ACCESS TO ACCOUNTS
Roth IRA: As long as the income requirements are met, you can open and contribute to a Roth IRA if you have earned income. Access to Roth IRA accounts is not dependent on your employer.
Roth 401(k): You will only have access to a Roth 401(k) account if it is an option offered by your employer. The availability of Roth 401(k) accounts is becoming more common, but still not all employers offer them.
CAN YOU HAVE A ROTH IRA AND A ROTH 401(K)?
Yes. If you meet the income requirements to contribute to a Roth IRA and your employer offers a Roth 401(k), you can open both types of accounts.
IF YOU HAVE ACCESS TO BOTH ACCOUNTS
If you have access to both types of accounts, here are some steps to go through to determine where you should put your money first to minimize your fees and maximize your investment options:
- Always contribute enough to your 401(k) to take full advantage of the employer match. The employer match is free money, take it! Having your employer match your contributions is a guaranteed excellent return on your investment.
- Evaluate the investment fees and investment options in your Roth 401(k). Make sure the fees are acceptable and that the types of investments you want are available to you.
- If the 401(k) fees are high or your investment options are not ideal, consider just maxing out the employer match in your Roth 401(k) to start. Then open a Roth IRA and contribute as much as possible into whatever investments you want. If you have more to invest after maxing out the Roth IRA, you can go back to contributing the remainder to your 401(k) (or you can invest in a regular taxable investment account if your 401(k) investment options are really terrible).
WHICH ACCOUNT SHOULD YOU USE: GENERAL GUIDELINES
- Roth 401k – Usually better for higher income earners who want to make roth retirement contributions.
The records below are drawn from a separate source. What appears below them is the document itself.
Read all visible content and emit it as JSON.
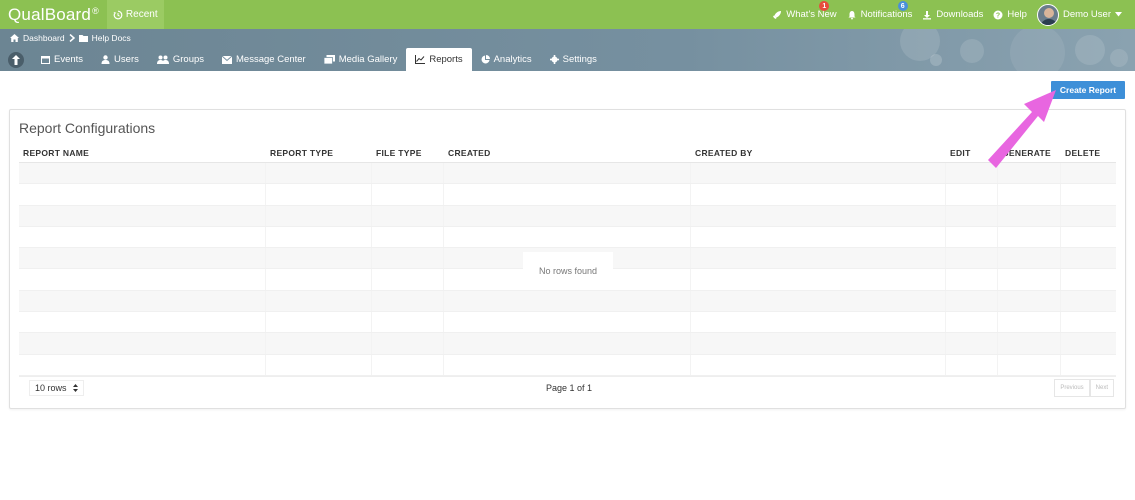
{
  "app": {
    "brand": "QualBoard",
    "brand_mark": "®",
    "recent_label": "Recent"
  },
  "topnav": {
    "whats_new": {
      "label": "What's New",
      "badge": "1"
    },
    "notifications": {
      "label": "Notifications",
      "badge": "6"
    },
    "downloads_label": "Downloads",
    "help_label": "Help",
    "user_label": "Demo User"
  },
  "breadcrumb": {
    "dashboard": "Dashboard",
    "current": "Help Docs"
  },
  "tabs": [
    {
      "label": "Events",
      "icon": "calendar-icon"
    },
    {
      "label": "Users",
      "icon": "user-icon"
    },
    {
      "label": "Groups",
      "icon": "group-icon"
    },
    {
      "label": "Message Center",
      "icon": "envelope-icon"
    },
    {
      "label": "Media Gallery",
      "icon": "images-icon"
    },
    {
      "label": "Reports",
      "icon": "chart-icon",
      "active": true
    },
    {
      "label": "Analytics",
      "icon": "pie-icon"
    },
    {
      "label": "Settings",
      "icon": "gear-icon"
    }
  ],
  "create_report_label": "Create Report",
  "panel": {
    "title": "Report Configurations",
    "columns": [
      "REPORT NAME",
      "REPORT TYPE",
      "FILE TYPE",
      "CREATED",
      "CREATED BY",
      "EDIT",
      "GENERATE",
      "DELETE"
    ],
    "empty_text": "No rows found",
    "rows_select": "10 rows",
    "page_info": "Page 1 of 1",
    "prev_label": "Previous",
    "next_label": "Next"
  },
  "colors": {
    "topbar": "#8cc152",
    "accent": "#3d8fd8",
    "arrow": "#e866e0"
  }
}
This is because of the higher contribution limit and the lack of an income restriction for contributions.
- Roth IRA – Usually better for someone who wants more flexibility regarding investment options and distributions. If you want to leave the account to heirs and not take RMDs, a Roth IRA is a great account to consider.